- Opening Delimiter -
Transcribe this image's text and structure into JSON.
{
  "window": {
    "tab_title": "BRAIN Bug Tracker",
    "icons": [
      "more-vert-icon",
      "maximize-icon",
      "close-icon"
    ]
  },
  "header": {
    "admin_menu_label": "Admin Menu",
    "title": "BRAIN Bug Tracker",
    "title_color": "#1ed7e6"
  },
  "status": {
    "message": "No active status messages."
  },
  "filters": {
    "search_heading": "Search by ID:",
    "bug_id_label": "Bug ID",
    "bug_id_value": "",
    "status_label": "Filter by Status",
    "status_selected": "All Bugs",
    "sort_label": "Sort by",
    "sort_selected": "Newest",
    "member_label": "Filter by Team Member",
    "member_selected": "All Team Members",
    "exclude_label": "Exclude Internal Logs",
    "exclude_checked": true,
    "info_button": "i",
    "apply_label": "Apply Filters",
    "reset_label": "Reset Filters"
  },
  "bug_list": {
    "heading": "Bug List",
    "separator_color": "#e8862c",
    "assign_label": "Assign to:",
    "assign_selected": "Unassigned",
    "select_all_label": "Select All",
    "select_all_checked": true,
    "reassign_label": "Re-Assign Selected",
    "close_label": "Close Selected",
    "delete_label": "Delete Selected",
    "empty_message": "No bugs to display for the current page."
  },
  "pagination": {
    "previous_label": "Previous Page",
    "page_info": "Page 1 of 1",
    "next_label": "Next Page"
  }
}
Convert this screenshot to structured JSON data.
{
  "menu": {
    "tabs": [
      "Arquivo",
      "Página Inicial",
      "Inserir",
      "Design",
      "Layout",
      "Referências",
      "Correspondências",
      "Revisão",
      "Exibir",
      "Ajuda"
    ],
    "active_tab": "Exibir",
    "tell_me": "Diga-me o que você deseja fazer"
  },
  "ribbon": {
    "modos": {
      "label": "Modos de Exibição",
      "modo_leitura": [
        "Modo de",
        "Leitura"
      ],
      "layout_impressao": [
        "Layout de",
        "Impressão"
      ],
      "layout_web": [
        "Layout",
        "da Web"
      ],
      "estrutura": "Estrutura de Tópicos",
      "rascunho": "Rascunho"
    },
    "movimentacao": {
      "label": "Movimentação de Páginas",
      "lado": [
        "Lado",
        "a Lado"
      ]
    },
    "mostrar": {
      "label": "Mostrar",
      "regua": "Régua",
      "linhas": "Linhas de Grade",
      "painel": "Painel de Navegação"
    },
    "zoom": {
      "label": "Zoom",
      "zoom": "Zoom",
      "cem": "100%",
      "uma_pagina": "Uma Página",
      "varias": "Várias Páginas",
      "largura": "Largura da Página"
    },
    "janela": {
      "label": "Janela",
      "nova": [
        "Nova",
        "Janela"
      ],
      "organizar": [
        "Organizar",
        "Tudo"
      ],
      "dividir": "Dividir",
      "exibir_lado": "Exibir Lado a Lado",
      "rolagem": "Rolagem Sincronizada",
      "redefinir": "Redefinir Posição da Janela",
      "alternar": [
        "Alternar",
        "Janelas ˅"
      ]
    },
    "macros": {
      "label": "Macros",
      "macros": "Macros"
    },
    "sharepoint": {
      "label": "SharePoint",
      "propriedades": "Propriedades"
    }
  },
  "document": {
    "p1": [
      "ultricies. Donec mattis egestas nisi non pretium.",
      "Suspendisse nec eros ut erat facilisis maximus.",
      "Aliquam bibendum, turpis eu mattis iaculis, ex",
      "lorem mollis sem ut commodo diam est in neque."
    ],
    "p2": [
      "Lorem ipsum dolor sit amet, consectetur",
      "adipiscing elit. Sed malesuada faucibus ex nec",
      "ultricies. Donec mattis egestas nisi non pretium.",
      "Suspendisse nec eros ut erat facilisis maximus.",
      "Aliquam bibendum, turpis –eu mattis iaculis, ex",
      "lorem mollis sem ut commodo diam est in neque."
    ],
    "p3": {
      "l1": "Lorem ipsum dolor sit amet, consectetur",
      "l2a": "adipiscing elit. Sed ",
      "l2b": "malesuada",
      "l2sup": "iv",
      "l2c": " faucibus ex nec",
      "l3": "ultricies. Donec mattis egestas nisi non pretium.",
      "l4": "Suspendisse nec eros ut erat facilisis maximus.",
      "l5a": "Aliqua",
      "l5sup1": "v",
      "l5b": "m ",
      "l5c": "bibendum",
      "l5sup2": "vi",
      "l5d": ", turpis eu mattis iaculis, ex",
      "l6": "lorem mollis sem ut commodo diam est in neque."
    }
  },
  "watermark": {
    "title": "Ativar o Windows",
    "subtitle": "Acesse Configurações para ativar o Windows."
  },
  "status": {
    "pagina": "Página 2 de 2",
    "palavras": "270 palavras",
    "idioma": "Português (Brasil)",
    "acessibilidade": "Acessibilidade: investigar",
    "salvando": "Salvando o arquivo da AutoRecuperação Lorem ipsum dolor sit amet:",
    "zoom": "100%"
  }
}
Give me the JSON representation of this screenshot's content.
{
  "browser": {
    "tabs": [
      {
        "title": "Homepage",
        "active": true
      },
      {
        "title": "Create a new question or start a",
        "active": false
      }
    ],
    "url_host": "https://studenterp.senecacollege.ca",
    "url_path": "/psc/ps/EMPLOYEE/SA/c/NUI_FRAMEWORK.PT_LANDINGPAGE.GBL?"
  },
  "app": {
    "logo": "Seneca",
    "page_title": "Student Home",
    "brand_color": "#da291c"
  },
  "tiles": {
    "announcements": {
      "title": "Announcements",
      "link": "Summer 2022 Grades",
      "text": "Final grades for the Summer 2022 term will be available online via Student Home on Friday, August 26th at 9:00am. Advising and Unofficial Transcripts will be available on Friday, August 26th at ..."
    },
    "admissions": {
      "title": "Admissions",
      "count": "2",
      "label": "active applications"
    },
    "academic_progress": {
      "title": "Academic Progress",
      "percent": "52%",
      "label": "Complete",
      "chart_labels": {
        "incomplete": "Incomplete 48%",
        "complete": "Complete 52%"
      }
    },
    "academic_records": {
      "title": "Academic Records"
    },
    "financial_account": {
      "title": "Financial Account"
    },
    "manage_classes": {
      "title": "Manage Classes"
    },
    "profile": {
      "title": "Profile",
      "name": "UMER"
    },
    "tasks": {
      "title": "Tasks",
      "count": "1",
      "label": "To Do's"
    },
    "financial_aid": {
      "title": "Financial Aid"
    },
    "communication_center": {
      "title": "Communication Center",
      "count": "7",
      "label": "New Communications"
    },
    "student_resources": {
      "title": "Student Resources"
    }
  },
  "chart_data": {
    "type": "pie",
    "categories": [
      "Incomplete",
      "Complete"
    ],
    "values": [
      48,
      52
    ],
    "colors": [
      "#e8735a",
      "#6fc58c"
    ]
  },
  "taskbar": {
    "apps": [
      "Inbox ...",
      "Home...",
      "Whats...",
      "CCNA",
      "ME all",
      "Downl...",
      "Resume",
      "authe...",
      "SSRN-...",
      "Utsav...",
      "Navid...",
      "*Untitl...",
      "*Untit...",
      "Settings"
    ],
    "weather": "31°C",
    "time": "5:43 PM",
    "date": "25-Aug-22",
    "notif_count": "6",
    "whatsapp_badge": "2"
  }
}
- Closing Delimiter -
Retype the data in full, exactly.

Transcribe this image's text and structure into JSON.
{
  "window": {
    "tab_title": "BRAIN Bug Tracker",
    "icons": [
      "more-vert-icon",
      "maximize-icon",
      "close-icon"
    ]
  },
  "header": {
    "admin_menu_label": "Admin Menu",
    "title": "BRAIN Bug Tracker",
    "title_color": "#1ed7e6"
  },
  "status": {
    "message": "No active status messages."
  },
  "filters": {
    "search_heading": "Search by ID:",
    "bug_id_label": "Bug ID",
    "bug_id_value": "",
    "status_label": "Filter by Status",
    "status_selected": "All Bugs",
    "sort_label": "Sort by",
    "sort_selected": "Newest",
    "member_label": "Filter by Team Member",
    "member_selected": "All Team Members",
    "exclude_label": "Exclude Internal Logs",
    "exclude_checked": true,
    "info_button": "i",
    "apply_label": "Apply Filters",
    "reset_label": "Reset Filters"
  },
  "bug_list": {
    "heading": "Bug List",
    "separator_color": "#e8862c",
    "assign_label": "Assign to:",
    "assign_selected": "Unassigned",
    "select_all_label": "Select All",
    "select_all_checked": true,
    "reassign_label": "Re-Assign Selected",
    "close_label": "Close Selected",
    "delete_label": "Delete Selected",
    "empty_message": "No bugs to display for the current page."
  },
  "pagination": {
    "previous_label": "Previous Page",
    "page_info": "Page 1 of 1",
    "next_label": "Next Page"
  }
}
Convert this screenshot to structured JSON data.
{
  "menu": {
    "tabs": [
      "Arquivo",
      "Página Inicial",
      "Inserir",
      "Design",
      "Layout",
      "Referências",
      "Correspondências",
      "Revisão",
      "Exibir",
      "Ajuda"
    ],
    "active_tab": "Exibir",
    "tell_me": "Diga-me o que você deseja fazer"
  },
  "ribbon": {
    "modos": {
      "label": "Modos de Exibição",
      "modo_leitura": [
        "Modo de",
        "Leitura"
      ],
      "layout_impressao": [
        "Layout de",
        "Impressão"
      ],
      "layout_web": [
        "Layout",
        "da Web"
      ],
      "estrutura": "Estrutura de Tópicos",
      "rascunho": "Rascunho"
    },
    "movimentacao": {
      "label": "Movimentação de Páginas",
      "lado": [
        "Lado",
        "a Lado"
      ]
    },
    "mostrar": {
      "label": "Mostrar",
      "regua": "Régua",
      "linhas": "Linhas de Grade",
      "painel": "Painel de Navegação"
    },
    "zoom": {
      "label": "Zoom",
      "zoom": "Zoom",
      "cem": "100%",
      "uma_pagina": "Uma Página",
      "varias": "Várias Páginas",
      "largura": "Largura da Página"
    },
    "janela": {
      "label": "Janela",
      "nova": [
        "Nova",
        "Janela"
      ],
      "organizar": [
        "Organizar",
        "Tudo"
      ],
      "dividir": "Dividir",
      "exibir_lado": "Exibir Lado a Lado",
      "rolagem": "Rolagem Sincronizada",
      "redefinir": "Redefinir Posição da Janela",
      "alternar": [
        "Alternar",
        "Janelas ˅"
      ]
    },
    "macros": {
      "label": "Macros",
      "macros": "Macros"
    },
    "sharepoint": {
      "label": "SharePoint",
      "propriedades": "Propriedades"
    }
  },
  "document": {
    "p1": [
      "ultricies. Donec mattis egestas nisi non pretium.",
      "Suspendisse nec eros ut erat facilisis maximus.",
      "Aliquam bibendum, turpis eu mattis iaculis, ex",
      "lorem mollis sem ut commodo diam est in neque."
    ],
    "p2": [
      "Lorem ipsum dolor sit amet, consectetur",
      "adipiscing elit. Sed malesuada faucibus ex nec",
      "ultricies. Donec mattis egestas nisi non pretium.",
      "Suspendisse nec eros ut erat facilisis maximus.",
      "Aliquam bibendum, turpis –eu mattis iaculis, ex",
      "lorem mollis sem ut commodo diam est in neque."
    ],
    "p3": {
      "l1": "Lorem ipsum dolor sit amet, consectetur",
      "l2a": "adipiscing elit. Sed ",
      "l2b": "malesuada",
      "l2sup": "iv",
      "l2c": " faucibus ex nec",
      "l3": "ultricies. Donec mattis egestas nisi non pretium.",
      "l4": "Suspendisse nec eros ut erat facilisis maximus.",
      "l5a": "Aliqua",
      "l5sup1": "v",
      "l5b": "m ",
      "l5c": "bibendum",
      "l5sup2": "vi",
      "l5d": ", turpis eu mattis iaculis, ex",
      "l6": "lorem mollis sem ut commodo diam est in neque."
    }
  },
  "watermark": {
    "title": "Ativar o Windows",
    "subtitle": "Acesse Configurações para ativar o Windows."
  },
  "status": {
    "pagina": "Página 2 de 2",
    "palavras": "270 palavras",
    "idioma": "Português (Brasil)",
    "acessibilidade": "Acessibilidade: investigar",
    "salvando": "Salvando o arquivo da AutoRecuperação Lorem ipsum dolor sit amet:",
    "zoom": "100%"
  }
}
Give me the JSON representation of this screenshot's content.
{
  "browser": {
    "tabs": [
      {
        "title": "Homepage",
        "active": true
      },
      {
        "title": "Create a new question or start a",
        "active": false
      }
    ],
    "url_host": "https://studenterp.senecacollege.ca",
    "url_path": "/psc/ps/EMPLOYEE/SA/c/NUI_FRAMEWORK.PT_LANDINGPAGE.GBL?"
  },
  "app": {
    "logo": "Seneca",
    "page_title": "Student Home",
    "brand_color": "#da291c"
  },
  "tiles": {
    "announcements": {
      "title": "Announcements",
      "link": "Summer 2022 Grades",
      "text": "Final grades for the Summer 2022 term will be available online via Student Home on Friday, August 26th at 9:00am. Advising and Unofficial Transcripts will be available on Friday, August 26th at ..."
    },
    "admissions": {
      "title": "Admissions",
      "count": "2",
      "label": "active applications"
    },
    "academic_progress": {
      "title": "Academic Progress",
      "percent": "52%",
      "label": "Complete",
      "chart_labels": {
        "incomplete": "Incomplete 48%",
        "complete": "Complete 52%"
      }
    },
    "academic_records": {
      "title": "Academic Records"
    },
    "financial_account": {
      "title": "Financial Account"
    },
    "manage_classes": {
      "title": "Manage Classes"
    },
    "profile": {
      "title": "Profile",
      "name": "UMER"
    },
    "tasks": {
      "title": "Tasks",
      "count": "1",
      "label": "To Do's"
    },
    "financial_aid": {
      "title": "Financial Aid"
    },
    "communication_center": {
      "title": "Communication Center",
      "count": "7",
      "label": "New Communications"
    },
    "student_resources": {
      "title": "Student Resources"
    }
  },
  "chart_data": {
    "type": "pie",
    "categories": [
      "Incomplete",
      "Complete"
    ],
    "values": [
      48,
      52
    ],
    "colors": [
      "#e8735a",
      "#6fc58c"
    ]
  },
  "taskbar": {
    "apps": [
      "Inbox ...",
      "Home...",
      "Whats...",
      "CCNA",
      "ME all",
      "Downl...",
      "Resume",
      "authe...",
      "SSRN-...",
      "Utsav...",
      "Navid...",
      "*Untitl...",
      "*Untit...",
      "Settings"
    ],
    "weather": "31°C",
    "time": "5:43 PM",
    "date": "25-Aug-22",
    "notif_count": "6",
    "whatsapp_badge": "2"
  }
}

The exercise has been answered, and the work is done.